::: DATA SHOWN

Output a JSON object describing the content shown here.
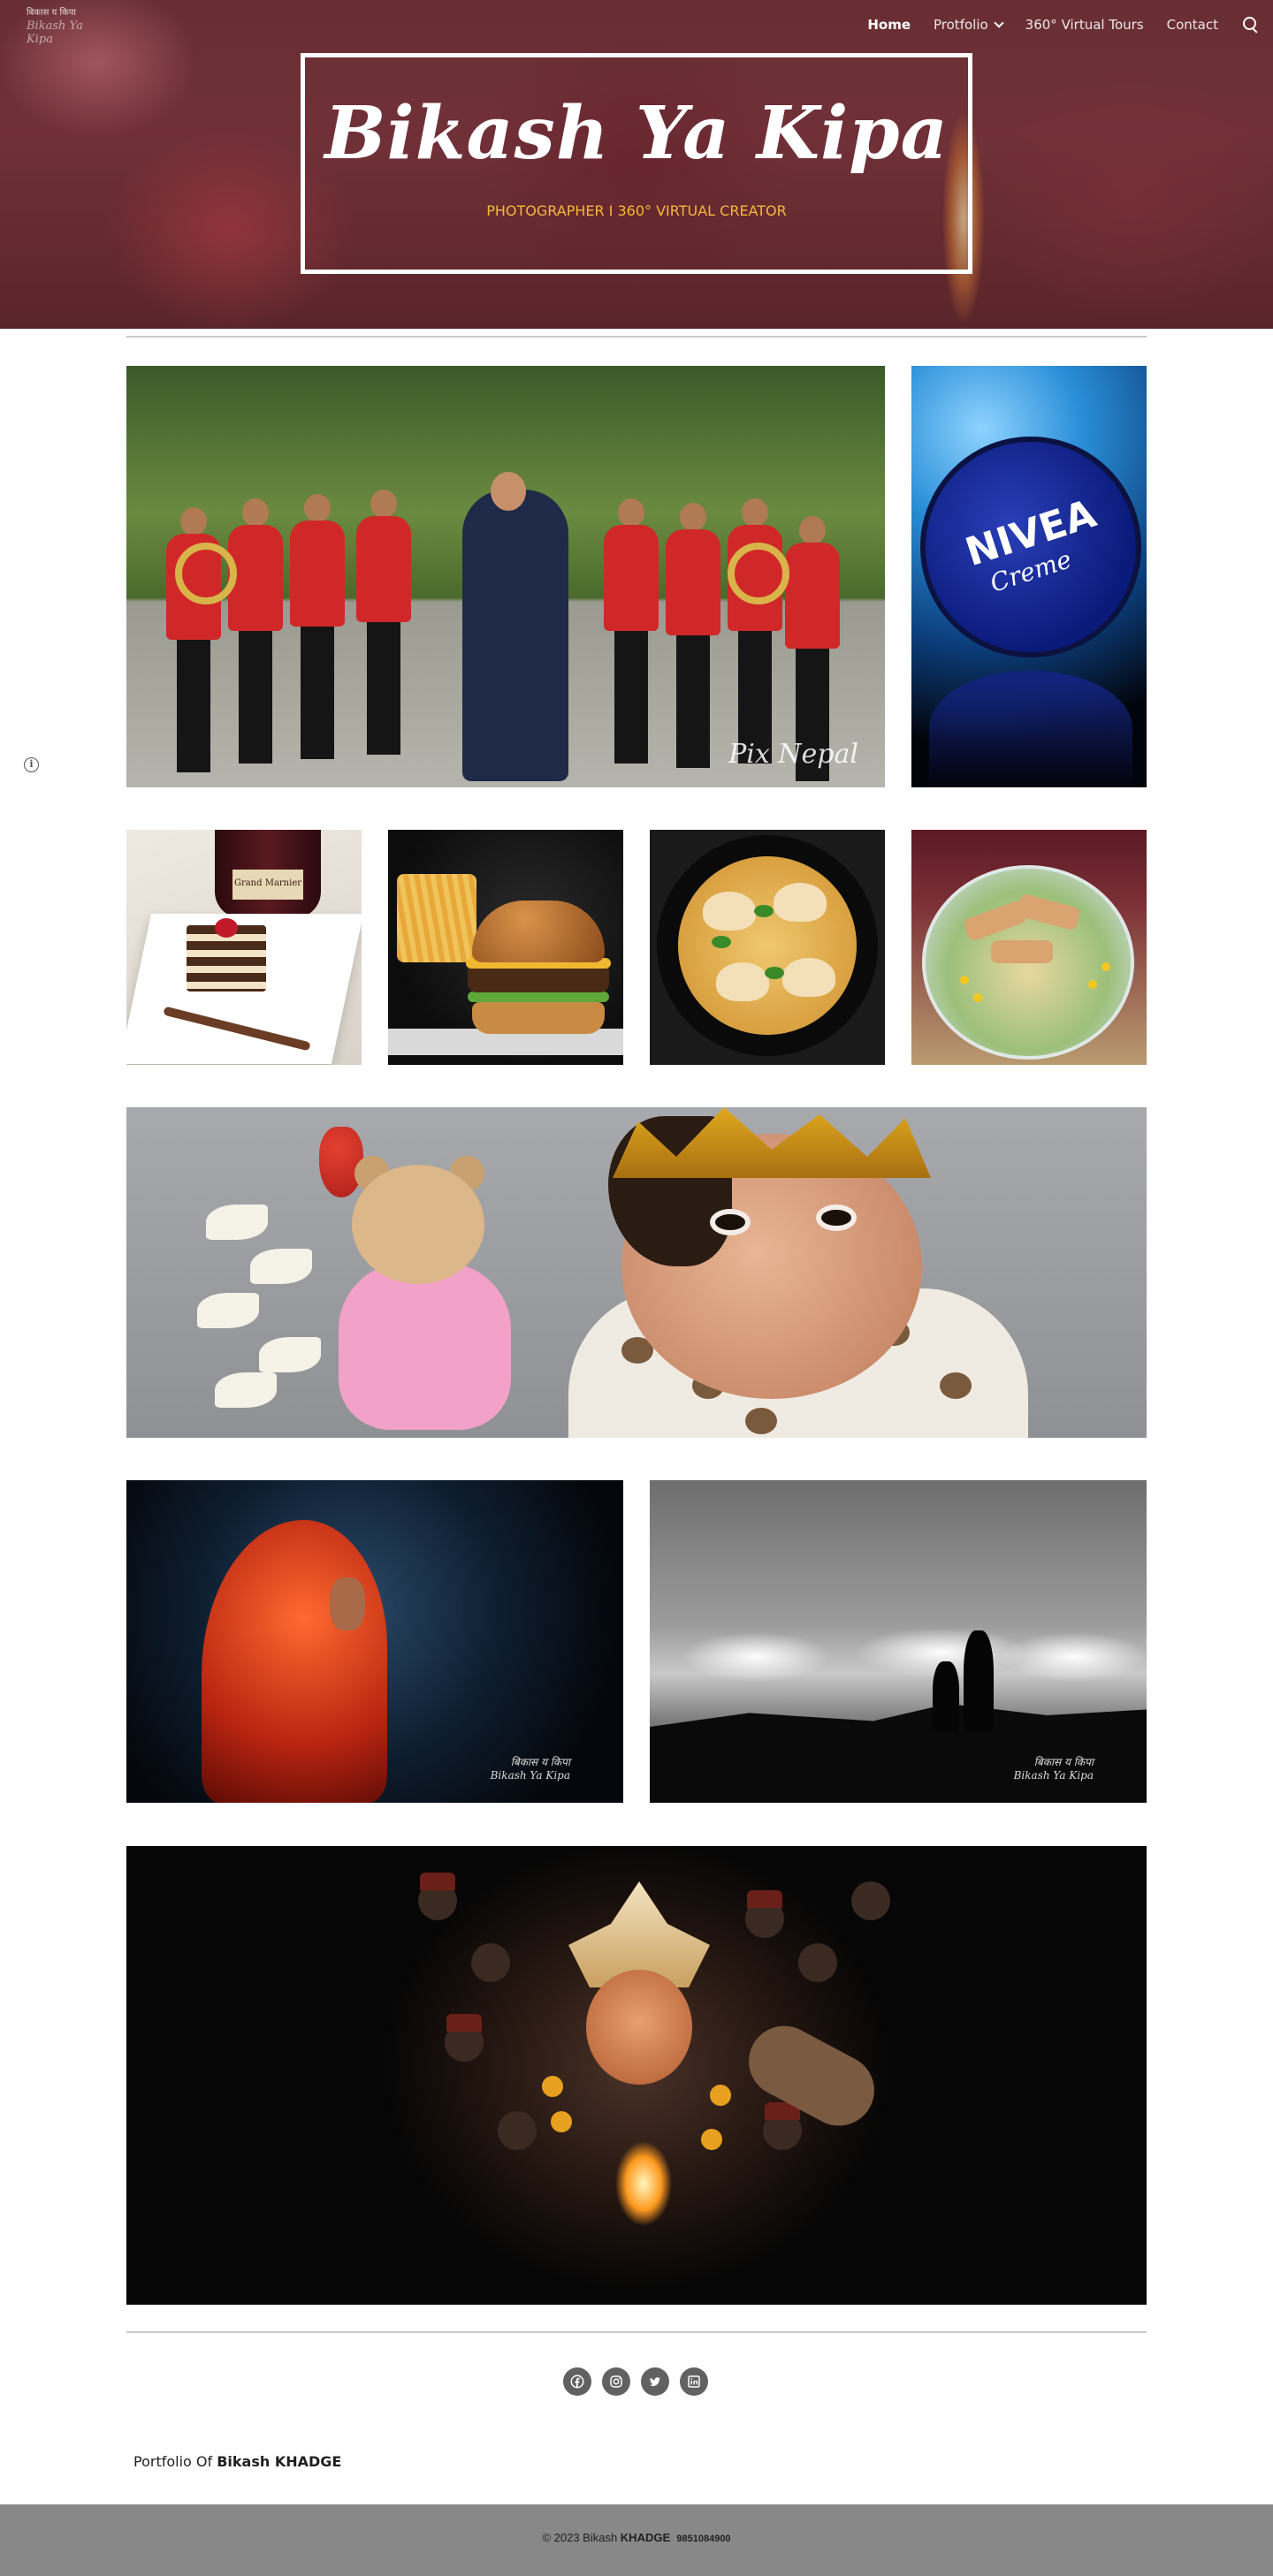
{
  "header": {
    "logo_line1": "बिकास य किपा",
    "logo_line2": "Bikash Ya Kipa",
    "title": "Bikash Ya Kipa",
    "subtitle": "PHOTOGRAPHER I 360° VIRTUAL CREATOR"
  },
  "nav": {
    "items": [
      {
        "label": "Home",
        "active": true
      },
      {
        "label": "Protfolio",
        "has_dropdown": true
      },
      {
        "label": "360° Virtual Tours"
      },
      {
        "label": "Contact"
      }
    ],
    "search_icon": "search-icon"
  },
  "gallery": {
    "band_watermark": "Pix Nepal",
    "nivea_brand": "NIVEA",
    "nivea_product": "Creme",
    "dessert_bottle_label": "Grand Marnier",
    "woman_watermark_line1": "बिकास य किपा",
    "woman_watermark_line2": "Bikash Ya Kipa",
    "mount_watermark_line1": "बिकास य किपा",
    "mount_watermark_line2": "Bikash Ya Kipa"
  },
  "social": {
    "icons": [
      "facebook-icon",
      "instagram-icon",
      "twitter-icon",
      "linkedin-icon"
    ]
  },
  "portfolio_line": {
    "prefix": "Portfolio Of ",
    "name": "Bikash KHADGE"
  },
  "footer": {
    "prefix": "© 2023 Bikash ",
    "surname": "KHADGE",
    "phone": "9851084900"
  },
  "colors": {
    "subtitle": "#f4b93a",
    "footer_bg": "#888888",
    "social_bg": "#616161",
    "rule": "#c9c9c9"
  }
}
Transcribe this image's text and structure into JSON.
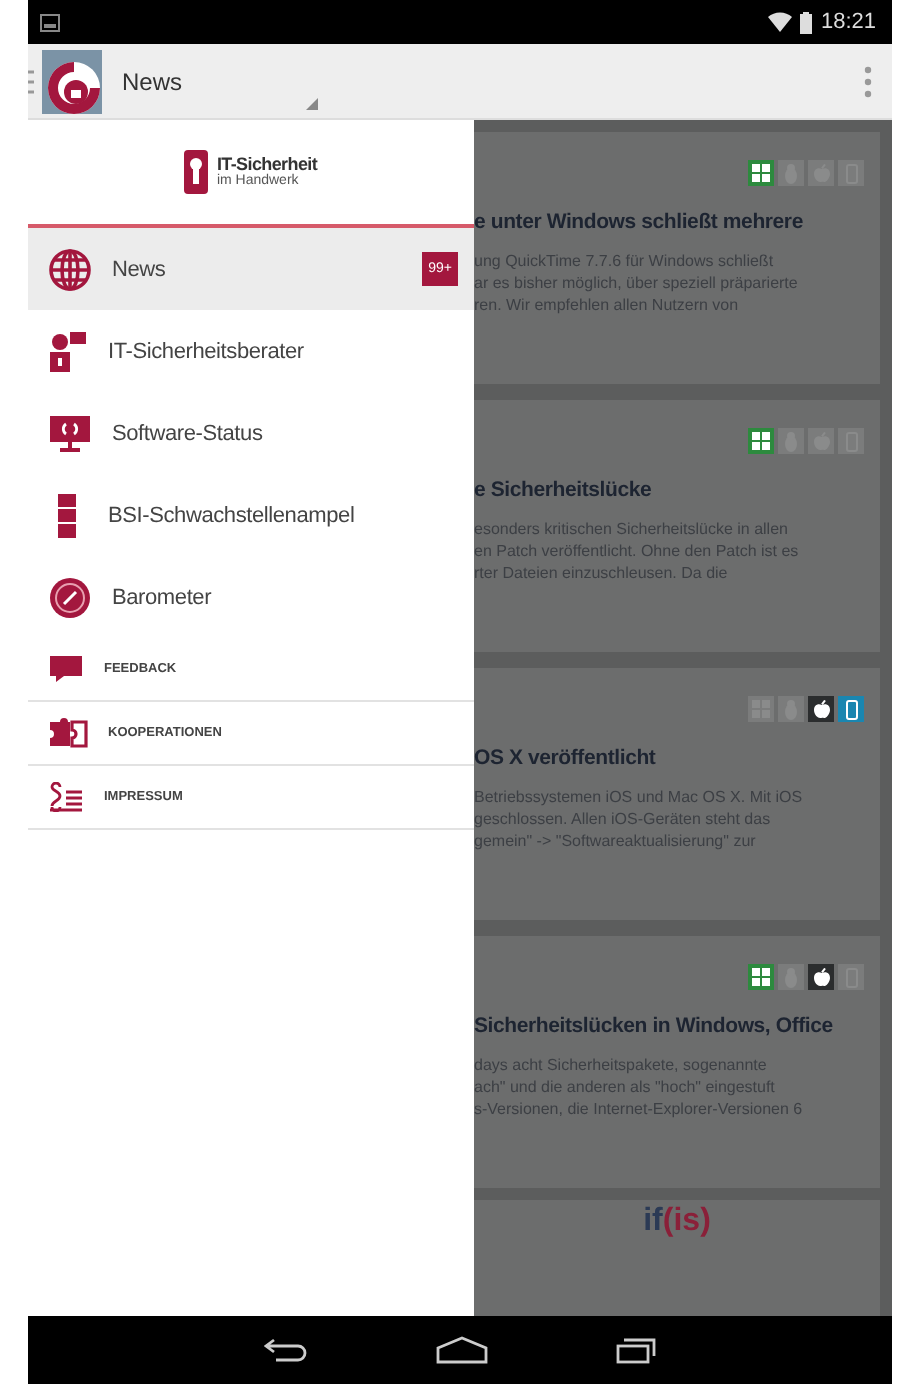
{
  "status_bar": {
    "time": "18:21"
  },
  "action_bar": {
    "title": "News"
  },
  "drawer": {
    "logo": {
      "line1": "IT-Sicherheit",
      "line2": "im Handwerk"
    },
    "items": [
      {
        "kind": "large",
        "label": "News",
        "selected": true,
        "badge": "99+"
      },
      {
        "kind": "large",
        "label": "IT-Sicherheitsberater",
        "selected": false
      },
      {
        "kind": "large",
        "label": "Software-Status",
        "selected": false
      },
      {
        "kind": "large",
        "label": "BSI-Schwachstellenampel",
        "selected": false
      },
      {
        "kind": "large",
        "label": "Barometer",
        "selected": false
      },
      {
        "kind": "small",
        "label": "FEEDBACK",
        "selected": false
      },
      {
        "kind": "small",
        "label": "KOOPERATIONEN",
        "selected": false
      },
      {
        "kind": "small",
        "label": "IMPRESSUM",
        "selected": false
      }
    ]
  },
  "news": {
    "cards": [
      {
        "title": "e unter Windows schließt mehrere",
        "lines": [
          "ung QuickTime 7.7.6 für Windows schließt",
          "ar es bisher möglich, über speziell präparierte",
          "ren. Wir empfehlen allen Nutzern von"
        ],
        "platforms": [
          {
            "kind": "windows",
            "active": true
          },
          {
            "kind": "linux",
            "active": false
          },
          {
            "kind": "apple",
            "active": false
          },
          {
            "kind": "mobile",
            "active": false
          }
        ]
      },
      {
        "title": "e Sicherheitslücke",
        "lines": [
          "esonders kritischen Sicherheitslücke in allen",
          "en Patch veröffentlicht. Ohne den Patch ist es",
          "rter Dateien einzuschleusen. Da die"
        ],
        "platforms": [
          {
            "kind": "windows",
            "active": true
          },
          {
            "kind": "linux",
            "active": false
          },
          {
            "kind": "apple",
            "active": false
          },
          {
            "kind": "mobile",
            "active": false
          }
        ]
      },
      {
        "title": "OS X veröffentlicht",
        "lines": [
          "Betriebssystemen iOS und Mac OS X. Mit iOS",
          "geschlossen. Allen iOS-Geräten steht das",
          "gemein\" -> \"Softwareaktualisierung\" zur"
        ],
        "platforms": [
          {
            "kind": "windows",
            "active": false
          },
          {
            "kind": "linux",
            "active": false
          },
          {
            "kind": "apple",
            "active": true
          },
          {
            "kind": "mobile",
            "active": true
          }
        ]
      },
      {
        "title": "Sicherheitslücken in Windows, Office",
        "lines": [
          "days acht Sicherheitspakete, sogenannte",
          "ach\" und die anderen als \"hoch\" eingestuft",
          "s-Versionen, die Internet-Explorer-Versionen 6"
        ],
        "platforms": [
          {
            "kind": "windows",
            "active": true
          },
          {
            "kind": "linux",
            "active": false
          },
          {
            "kind": "apple",
            "active": true
          },
          {
            "kind": "mobile",
            "active": false
          }
        ]
      }
    ],
    "footer": {
      "prefix": "if",
      "accent": "(is)"
    }
  }
}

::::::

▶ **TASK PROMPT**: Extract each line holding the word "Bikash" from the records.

▶ **RESULT OF THIS TASK**:
    "logo_line2": "Bikash Ya Kipa",
    "title": "Bikash Ya Kipa",
    "woman_watermark_line2": "Bikash Ya Kipa",
    "mount_watermark_line2": "Bikash Ya Kipa"
    "name": "Bikash KHADGE"
    "prefix": "© 2023 Bikash ",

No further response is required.